Last night I just finished a sad, but enjoyable, novel called The Imperfectionists by Tom Rachman.  The book is the complete history of a fictional English language newspaper published in Rome. The story of the paper is told through the voices of its journalists --  a sad, neurotic lot of people drawn to a dying profession. Each person has a distinctive voice and an engaging story to tell.  The book ends as you might expect in these last days of print newspapers. I am a former newspaper reporter and have taught college journalism. I care about the future of print journalism and I went to bed very sad last night over the demise of a fictional newspaper.

This morning I woke up to read in the New York Times about the layoffs at my beloved Times Picayune in New Orleans.  Just a few weeks ago, the Newhouse-owned paper announced that it would move to a three days a week publication.  It also announced a similar plan for its papers in Birmingham, Mobile, and Huntsville – all papers I have read throughout my life. Newhouse, now, said they are focusing on “enhancing the digital product.” Sickening.

About half of the newsroom of the Times Picayune was laid off yesterday, including some very well known and award-winning columnists and reporters.
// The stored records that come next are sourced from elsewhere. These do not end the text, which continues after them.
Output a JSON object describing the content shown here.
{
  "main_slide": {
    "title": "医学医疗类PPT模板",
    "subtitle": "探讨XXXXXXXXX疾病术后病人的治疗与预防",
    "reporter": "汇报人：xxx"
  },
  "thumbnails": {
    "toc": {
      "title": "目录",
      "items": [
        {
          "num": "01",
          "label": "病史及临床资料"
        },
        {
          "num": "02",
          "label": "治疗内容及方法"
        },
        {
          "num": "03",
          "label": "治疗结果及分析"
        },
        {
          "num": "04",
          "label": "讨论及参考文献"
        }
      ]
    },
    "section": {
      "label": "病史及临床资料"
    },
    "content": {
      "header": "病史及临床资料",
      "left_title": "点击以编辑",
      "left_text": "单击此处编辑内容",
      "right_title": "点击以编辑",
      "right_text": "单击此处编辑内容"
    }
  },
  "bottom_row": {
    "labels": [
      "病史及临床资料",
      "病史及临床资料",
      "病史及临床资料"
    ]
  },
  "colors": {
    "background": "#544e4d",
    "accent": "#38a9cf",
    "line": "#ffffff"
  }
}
The New York Times reported that by midday yesterday the newsroom was “almost as empty as the bottle of booze that someone had brought in.” It sounds just like the ending of The Imperfectionists. Sometimes the truth is sadder than fiction. 

1 comment:

  1. I've read this book as well. I like how you have captured the theme here and connected it to your experience along with what is currently happening. It is sad that we are moving away from this kind of valuable writing.